*This post provides live updates from ESA’s Main Control Room in Darmstadt, Germany, as engineers and operators guide Aeolus home. New updates will be added at the top of the page, so check back daily for the latest.*
Day 4: four maneouvres bring Aeolus dramatically closer to home
27 July 2023, 11:09
We’re GO! Stay tuned for the first manoeuvre this afternoon.
27 July 2023, 10:25
At many stages throughout the reentry operations, there are “GO/NO GO checkpoints” when the teams assess the situation and decide if it makes sense to continue.
The assisted reentry manoeuvres have been designed to come together to improve the – already very low – risk as Aeolus descends, but checkpoints are moments they could be aborted, returning Aeolus to a natural reentry.
We’re waiting this morning for the next check point, and will let you know as soon as we can if we are GO for 150 km.
Day 3: the calm before Aeolus gets warm
26 July 2023, 21:58 CEST
Like yesterday, teams have spent the day preparing for the series of manoeuvres to follow. Tomorrow, the plan is to bring Aeolus down from an altitude of 250 to 150 km: the largest fall in the shortest period since the mission was launched.
Orbiting at 150 km is very low indeed. Aeolus was not made for this. The spirit at Mission Control is determined, excited, and a little tired. This week has been a long time coming.
Join us tomorrow, for an important day.
Day 2: between two manoeuvres
25 July 2023, 18:15 CEST
Two days were set aside in the operations planning, this Tuesday and Wednesday, in case anything unexpected occurred as Aeolus performed yesterday’s large, low-orbit thruster burn.
With the success of the first manoeuvres, teams at mission control have today been preparing for the next – a series of four thruster firings planned for this Thursday.
ay 1: first manoeuvre tests large, low-altitude thruster firing
24 July 2023. Manoeuvre #1 successfully completed!
The first Aeolus reentry manoeuvre has been successfully performed – the largest thruster firing in the mission’s five years in orbit, and more than three times the size of those executed during routine operations.
Today’s thruster burns, one large and one small, in numbers:
Targeted altitude change: 280 – 250 km
Total burn duration: 37 minutes 24 seconds
Total estimated fuel consumption: ~ 6 kg
The main objectives were to lower the satellite in orbit, and check how it would behave when performing a large manoeuvre and at very low altitudes. Low-altitude operations are complex, with Earth’s atmosphere and a greater gravitational pull dragging at the satellite.
While the ultimate goal is for the spacecraft to burn up in Earth’s atmosphere during reentry, teams need to keep it functioning long enough that they can continue to send up commands and control it on its path.

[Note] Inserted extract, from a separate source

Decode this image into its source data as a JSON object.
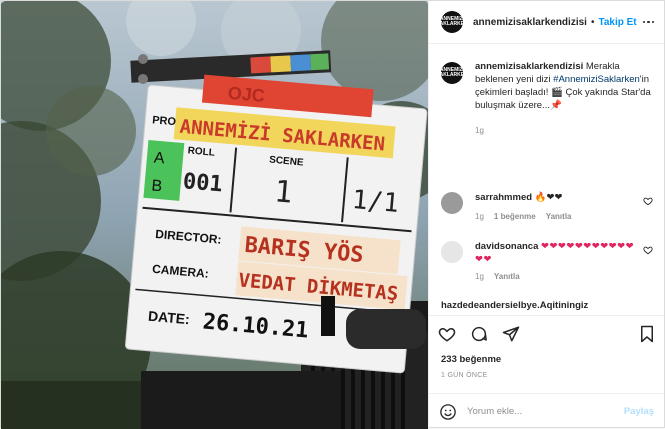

Remember, Aeolus was not designed for this ending. It was ‘meant’ to naturally fall in an uncontrolled reentry – its propulsion system and fuel reserves were not designed to allow the satellite to be controlled down to the required altitudes for a fully controlled reentry.
With this campaign, ESA engineers and operators are pushing the satellite to the limits of what it can do. The success of this first manoeuvre bodes well for the rest of the campaign.
The reentry: where and when?
After completing its mission, Aeolus has been falling from its operational altitude of 320 km since 19 June.
Operators at ESA mission control in Germany have been keeping a close eye on Aeolus. As soon as it reaches 280 km on Monday 24 July, using the last of Aeolus’ fuel, the first of several critical manoeuvres will be performed to steer ESA’s wind satellite slowly back to Earth.
The final manoeuvre is scheduled for Friday 28 July, when a final command will guide Aeolus home from an altitude of 150 km to just 120 km. Then, the satellite will reenter.
At around 80 km, most of the satellite will burn up, but a few fragments may reach Earth’s surface.
Aeolus returns: why?
Having exceeded its planned life in orbit, the 1360-kg Aeolus satellite is running out of fuel. Having ensured that enough fuel remains for a few final manoeuvres, ESA’s spacecraft operators will bring Aeolus back towards our planet’s atmosphere for its inevitable demise.
They will aim the mission towards the ocean, further reducing the very small chance that fragments could cause harm should any reach Earth’s surface.
If successful, the assisted reentry makes the already very small risk to life from these fragments 42 times smaller.
(The general risk from reentering satellites is already very low. For example, the risk of an individual being hit by a piece of space debris is approximately three times lower than the risk from a falling meteorite.)
This is the first assisted reentry of its kind and sets a precedent for a responsible approach to reduce the ever-increasing problem of space debris and uncontrolled reentries.
Get more information, here.